Staying on top of your preventive care needs is one of the most important things you can do for your health. These services are complimentary when scheduled with an in-network doctor and separate from an appointment for other care or treatment. If you need to see your doctor for any other issue, you must make another appointment. Otherwise, you may have to pay a copay.
What charges am I responsible for when I seek medical services?
Depending on the plan that you select, you may pay one (or a combination) of the following:
Copay: The set amount you pay for services Coinsurance: You pay a percentage of the cost for services Deductible (if applicable): The amount you pay before your plan begins paying for covered services
I'm having an emergency. Should I go straight to the hospital or do I need to call my insurer first?
In a true emergency, go straight to the closest hospital that can help you. That hospital will treat you regardless of whether or not you have insurance. Insurers can't require you to get prior approval before and can't charge you more for getting emergency room services from a provider or hospital outside your plan's network. If you need to be admitted for additional care or the hospital recommends other follow-up care after you are stabilized in the emergency room, in most cases your health insurance will need to approve that additional care.
What is the penalty for not having health insurance?
The penalty for not having insurance is 2.5 percent of your total household adjusted gross income, or $695 per adult and $347.50 per child for 2016.
"For 2017, the percentage will remain the same but the flat fee will be adjusted for inflation," says Don Truong, account executive for individual and family plans at Sharp Health Plan.
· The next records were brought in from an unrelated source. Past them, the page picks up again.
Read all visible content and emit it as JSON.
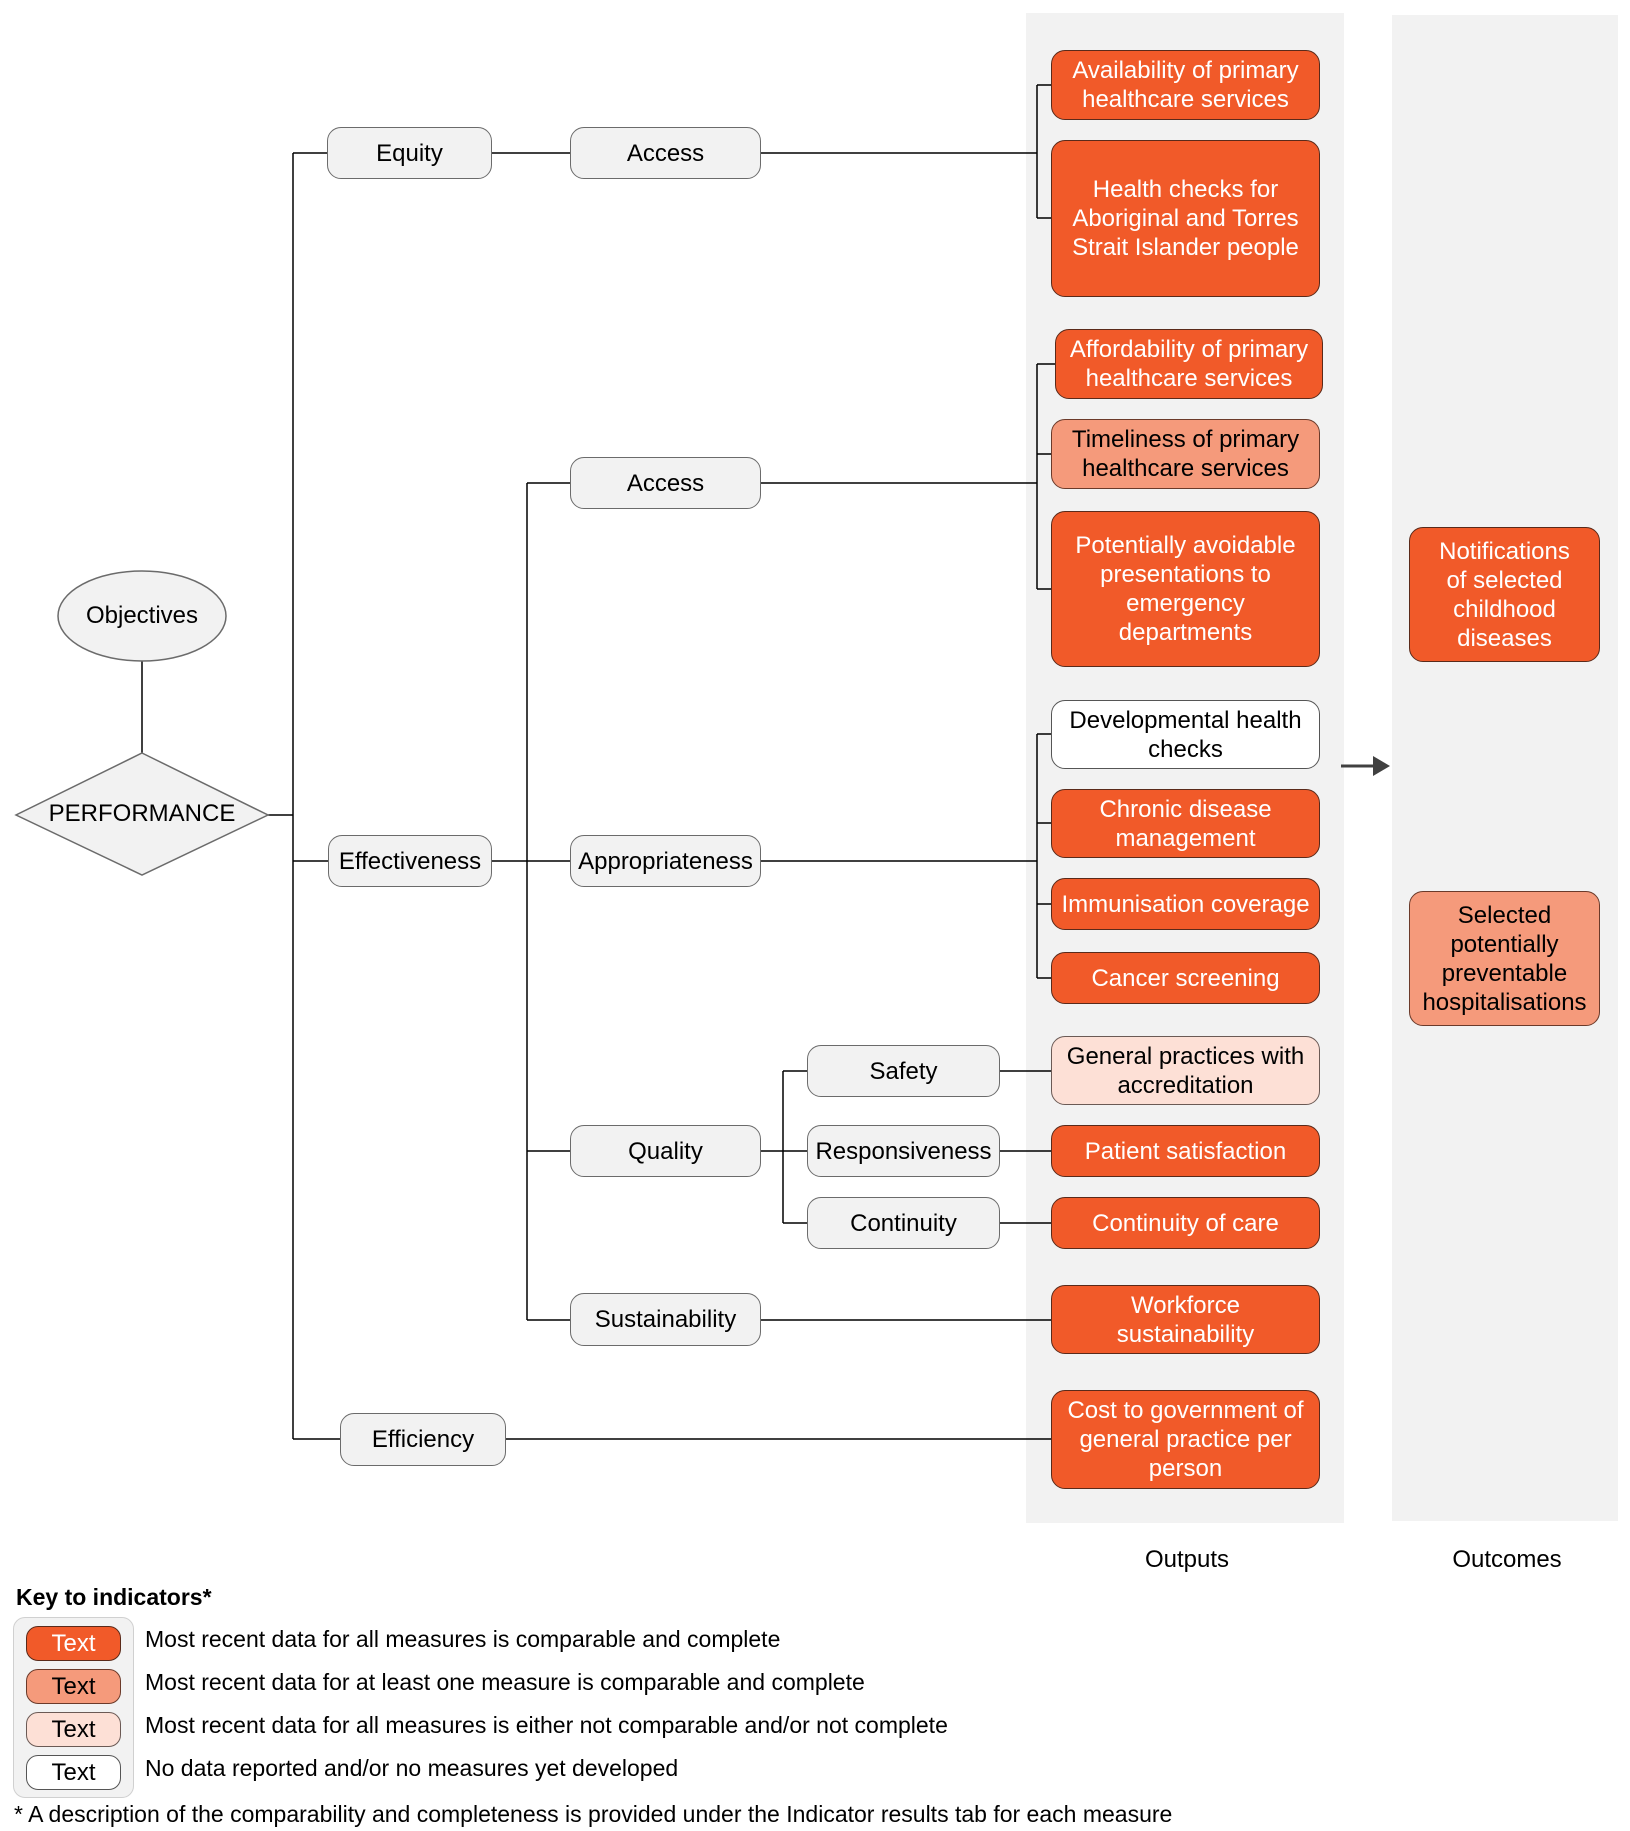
{
  "diagram": {
    "objectives_label": "Objectives",
    "performance_label": "PERFORMANCE",
    "level1": {
      "equity": "Equity",
      "effectiveness": "Effectiveness",
      "efficiency": "Efficiency"
    },
    "level2": {
      "equity_access": "Access",
      "effectiveness_access": "Access",
      "appropriateness": "Appropriateness",
      "quality": "Quality",
      "sustainability": "Sustainability"
    },
    "level3": {
      "safety": "Safety",
      "responsiveness": "Responsiveness",
      "continuity": "Continuity"
    },
    "outputs": [
      {
        "label": "Availability of primary healthcare services",
        "status": "full"
      },
      {
        "label": "Health checks for Aboriginal and Torres Strait Islander people",
        "status": "full"
      },
      {
        "label": "Affordability of primary healthcare services",
        "status": "full"
      },
      {
        "label": "Timeliness of primary healthcare services",
        "status": "partial"
      },
      {
        "label": "Potentially avoidable presentations to emergency departments",
        "status": "full"
      },
      {
        "label": "Developmental health checks",
        "status": "nodata"
      },
      {
        "label": "Chronic disease management",
        "status": "full"
      },
      {
        "label": "Immunisation coverage",
        "status": "full"
      },
      {
        "label": "Cancer screening",
        "status": "full"
      },
      {
        "label": "General practices with accreditation",
        "status": "none"
      },
      {
        "label": "Patient satisfaction",
        "status": "full"
      },
      {
        "label": "Continuity of care",
        "status": "full"
      },
      {
        "label": "Workforce sustainability",
        "status": "full"
      },
      {
        "label": "Cost to government of general practice per person",
        "status": "full"
      }
    ],
    "outcomes": [
      {
        "label": "Notifications of selected childhood diseases",
        "status": "full"
      },
      {
        "label": "Selected potentially preventable hospitalisations",
        "status": "partial"
      }
    ],
    "outputs_column_label": "Outputs",
    "outcomes_column_label": "Outcomes",
    "arrow_icon": "right-arrow"
  },
  "key": {
    "title": "Key to indicators*",
    "items": [
      {
        "swatch_text": "Text",
        "description": "Most recent data for all measures is comparable and complete",
        "color": "#f15a29"
      },
      {
        "swatch_text": "Text",
        "description": "Most recent data for at least one measure is comparable and complete",
        "color": "#f59a7b"
      },
      {
        "swatch_text": "Text",
        "description": "Most recent data for all measures is either not comparable and/or not complete",
        "color": "#fde0d6"
      },
      {
        "swatch_text": "Text",
        "description": "No data reported and/or no measures yet developed",
        "color": "#ffffff"
      }
    ],
    "footnote": "* A description of the comparability and completeness is provided under the Indicator results tab for each measure"
  }
}
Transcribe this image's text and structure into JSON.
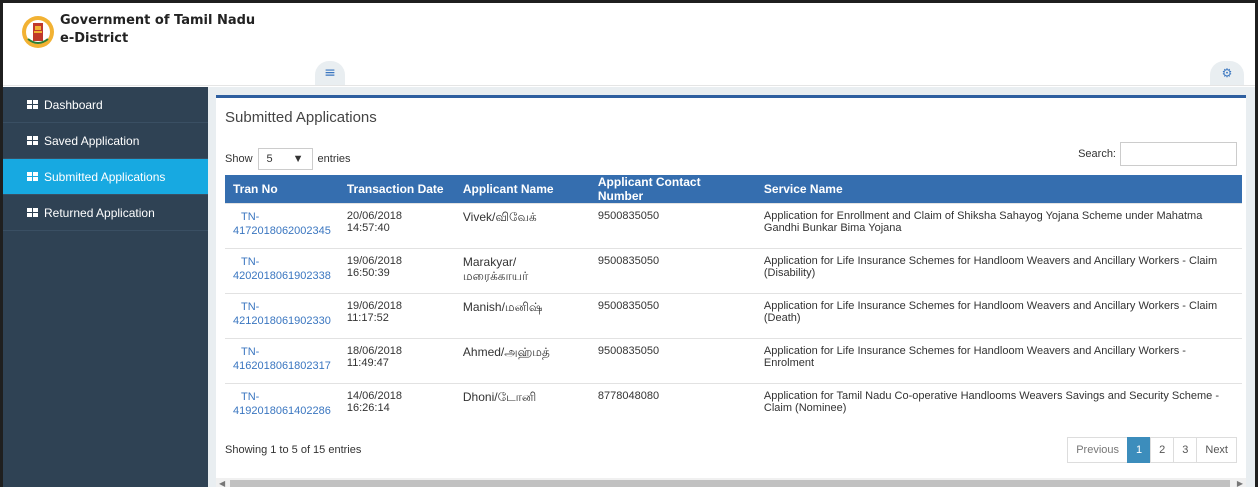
{
  "header": {
    "title": "Government of Tamil Nadu",
    "subtitle": "e-District"
  },
  "icons": {
    "menu": "hamburger-icon",
    "settings": "gears-icon",
    "sidebar": "grid-icon"
  },
  "colors": {
    "sidebar_bg": "#2f4254",
    "sidebar_active": "#17a9e1",
    "table_header": "#356eaf",
    "link": "#3a76c0"
  },
  "sidebar": {
    "items": [
      {
        "label": "Dashboard",
        "active": false
      },
      {
        "label": "Saved Application",
        "active": false
      },
      {
        "label": "Submitted Applications",
        "active": true
      },
      {
        "label": "Returned Application",
        "active": false
      }
    ]
  },
  "panel": {
    "title": "Submitted Applications",
    "show_label": "Show",
    "entries_value": "5",
    "entries_label": "entries",
    "search_label": "Search:",
    "search_value": ""
  },
  "table": {
    "headers": [
      "Tran No",
      "Transaction Date",
      "Applicant Name",
      "Applicant Contact Number",
      "Service Name"
    ],
    "rows": [
      {
        "tran_prefix": "TN-",
        "tran_num": "4172018062002345",
        "date": "20/06/2018 14:57:40",
        "name": "Vivek/விவேக்",
        "contact": "9500835050",
        "service": "Application for Enrollment and Claim of Shiksha Sahayog Yojana Scheme under Mahatma Gandhi Bunkar Bima Yojana"
      },
      {
        "tran_prefix": "TN-",
        "tran_num": "4202018061902338",
        "date": "19/06/2018 16:50:39",
        "name": "Marakyar/ மரைக்காயர்",
        "contact": "9500835050",
        "service": "Application for Life Insurance Schemes for Handloom Weavers and Ancillary Workers - Claim (Disability)"
      },
      {
        "tran_prefix": "TN-",
        "tran_num": "4212018061902330",
        "date": "19/06/2018 11:17:52",
        "name": "Manish/மனிஷ்",
        "contact": "9500835050",
        "service": "Application for Life Insurance Schemes for Handloom Weavers and Ancillary Workers - Claim (Death)"
      },
      {
        "tran_prefix": "TN-",
        "tran_num": "4162018061802317",
        "date": "18/06/2018 11:49:47",
        "name": "Ahmed/அஹ்மத்",
        "contact": "9500835050",
        "service": "Application for Life Insurance Schemes for Handloom Weavers and Ancillary Workers - Enrolment"
      },
      {
        "tran_prefix": "TN-",
        "tran_num": "4192018061402286",
        "date": "14/06/2018 16:26:14",
        "name": "Dhoni/டோனி",
        "contact": "8778048080",
        "service": "Application for Tamil Nadu Co-operative Handlooms Weavers Savings and Security Scheme - Claim (Nominee)"
      }
    ]
  },
  "footer": {
    "info": "Showing 1 to 5 of 15 entries",
    "previous": "Previous",
    "pages": [
      "1",
      "2",
      "3"
    ],
    "current_page": "1",
    "next": "Next"
  }
}
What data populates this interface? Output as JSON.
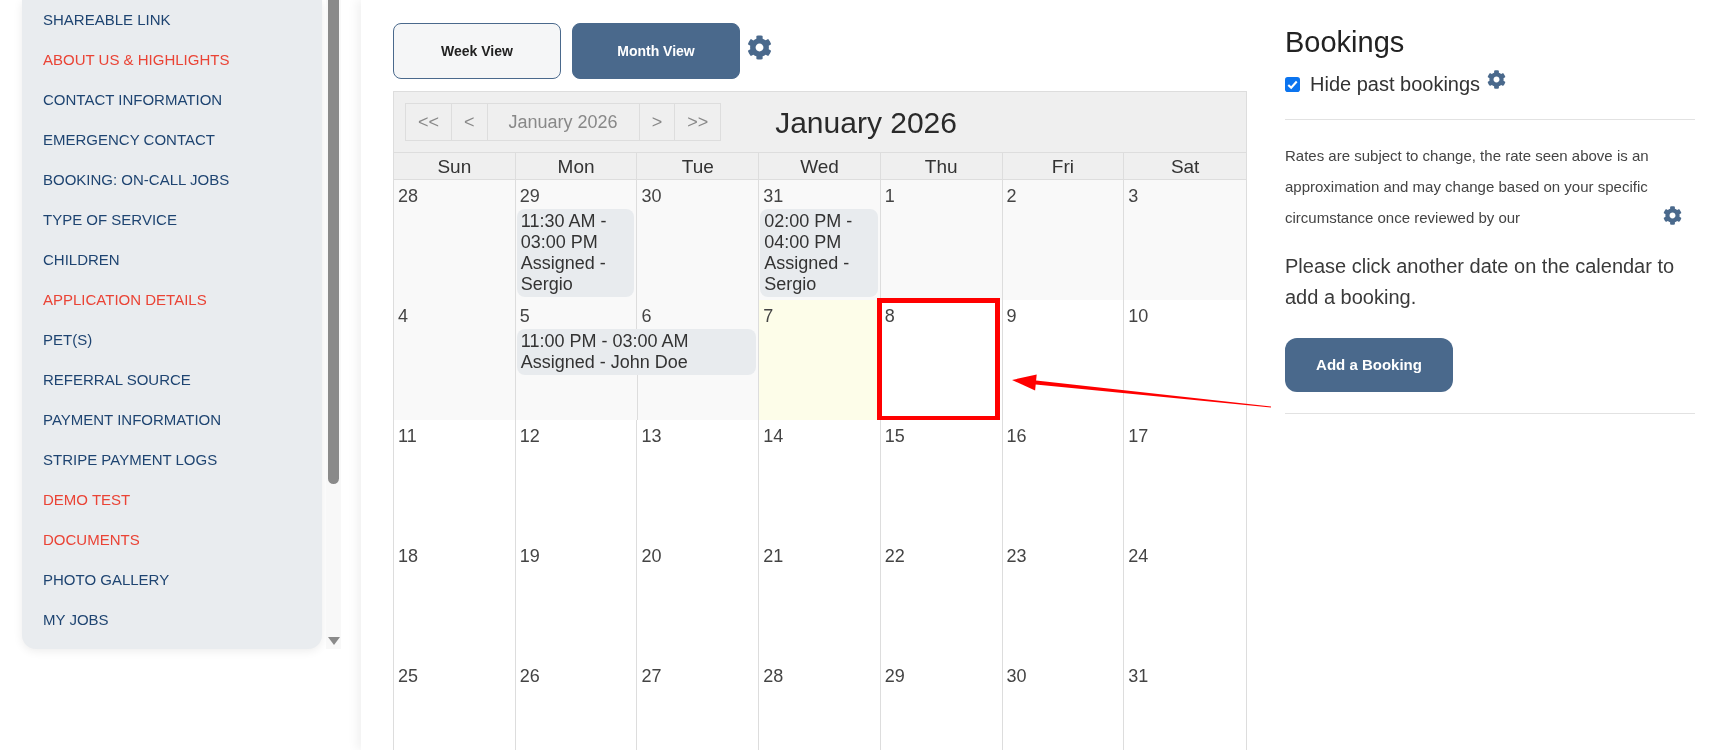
{
  "sidebar": {
    "items": [
      {
        "label": "SHAREABLE LINK",
        "color": "#1e4471"
      },
      {
        "label": "ABOUT US & HIGHLIGHTS",
        "color": "#ea4335"
      },
      {
        "label": "CONTACT INFORMATION",
        "color": "#1e4471"
      },
      {
        "label": "EMERGENCY CONTACT",
        "color": "#1e4471"
      },
      {
        "label": "BOOKING: ON-CALL JOBS",
        "color": "#1e4471"
      },
      {
        "label": "TYPE OF SERVICE",
        "color": "#1e4471"
      },
      {
        "label": "CHILDREN",
        "color": "#1e4471"
      },
      {
        "label": "APPLICATION DETAILS",
        "color": "#ea4335"
      },
      {
        "label": "PET(S)",
        "color": "#1e4471"
      },
      {
        "label": "REFERRAL SOURCE",
        "color": "#1e4471"
      },
      {
        "label": "PAYMENT INFORMATION",
        "color": "#1e4471"
      },
      {
        "label": "STRIPE PAYMENT LOGS",
        "color": "#1e4471"
      },
      {
        "label": "DEMO TEST",
        "color": "#ea4335"
      },
      {
        "label": "DOCUMENTS",
        "color": "#ea4335"
      },
      {
        "label": "PHOTO GALLERY",
        "color": "#1e4471"
      },
      {
        "label": "MY JOBS",
        "color": "#1e4471"
      }
    ]
  },
  "view_toggle": [
    {
      "label": "Week View",
      "selected": false
    },
    {
      "label": "Month View",
      "selected": true
    }
  ],
  "calendar": {
    "nav": [
      "<<",
      "<",
      "January 2026",
      ">",
      ">>"
    ],
    "title": "January 2026",
    "weekdays": [
      "Sun",
      "Mon",
      "Tue",
      "Wed",
      "Thu",
      "Fri",
      "Sat"
    ],
    "weeks": [
      [
        {
          "day": "28",
          "kind": "past",
          "highlighted": false
        },
        {
          "day": "29",
          "kind": "past",
          "highlighted": false,
          "events": [
            {
              "time": "11:30 AM - 03:00 PM",
              "label": "Assigned - Sergio",
              "multi_day": false
            }
          ]
        },
        {
          "day": "30",
          "kind": "past",
          "highlighted": false
        },
        {
          "day": "31",
          "kind": "past",
          "highlighted": false,
          "events": [
            {
              "time": "02:00 PM - 04:00 PM",
              "label": "Assigned - Sergio",
              "multi_day": false
            }
          ]
        },
        {
          "day": "1",
          "kind": "past",
          "highlighted": false
        },
        {
          "day": "2",
          "kind": "past",
          "highlighted": false
        },
        {
          "day": "3",
          "kind": "past",
          "highlighted": false
        }
      ],
      [
        {
          "day": "4",
          "kind": "past",
          "highlighted": false
        },
        {
          "day": "5",
          "kind": "past",
          "highlighted": false,
          "events": [
            {
              "time": "11:00 PM - 03:00 AM",
              "label": "Assigned - John Doe",
              "multi_day": true
            }
          ]
        },
        {
          "day": "6",
          "kind": "past",
          "highlighted": false
        },
        {
          "day": "7",
          "kind": "today",
          "highlighted": false
        },
        {
          "day": "8",
          "kind": "future",
          "highlighted": true
        },
        {
          "day": "9",
          "kind": "future",
          "highlighted": false
        },
        {
          "day": "10",
          "kind": "future",
          "highlighted": false
        }
      ],
      [
        {
          "day": "11",
          "kind": "future",
          "highlighted": false
        },
        {
          "day": "12",
          "kind": "future",
          "highlighted": false
        },
        {
          "day": "13",
          "kind": "future",
          "highlighted": false
        },
        {
          "day": "14",
          "kind": "future",
          "highlighted": false
        },
        {
          "day": "15",
          "kind": "future",
          "highlighted": false
        },
        {
          "day": "16",
          "kind": "future",
          "highlighted": false
        },
        {
          "day": "17",
          "kind": "future",
          "highlighted": false
        }
      ],
      [
        {
          "day": "18",
          "kind": "future",
          "highlighted": false
        },
        {
          "day": "19",
          "kind": "future",
          "highlighted": false
        },
        {
          "day": "20",
          "kind": "future",
          "highlighted": false
        },
        {
          "day": "21",
          "kind": "future",
          "highlighted": false
        },
        {
          "day": "22",
          "kind": "future",
          "highlighted": false
        },
        {
          "day": "23",
          "kind": "future",
          "highlighted": false
        },
        {
          "day": "24",
          "kind": "future",
          "highlighted": false
        }
      ],
      [
        {
          "day": "25",
          "kind": "future",
          "highlighted": false
        },
        {
          "day": "26",
          "kind": "future",
          "highlighted": false
        },
        {
          "day": "27",
          "kind": "future",
          "highlighted": false
        },
        {
          "day": "28",
          "kind": "future",
          "highlighted": false
        },
        {
          "day": "29",
          "kind": "future",
          "highlighted": false
        },
        {
          "day": "30",
          "kind": "future",
          "highlighted": false
        },
        {
          "day": "31",
          "kind": "future",
          "highlighted": false
        }
      ]
    ]
  },
  "bookings_panel": {
    "title": "Bookings",
    "hide_past": {
      "label": "Hide past bookings",
      "checked": true
    },
    "notice": "Rates are subject to change, the rate seen above is an approximation and may change based on your specific circumstance once reviewed by our",
    "prompt": "Please click another date on the calendar to add a booking.",
    "add_button": "Add a Booking"
  }
}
For more information on health coverage, visit healthcare.gov, where you can sign up to receive important news and updates.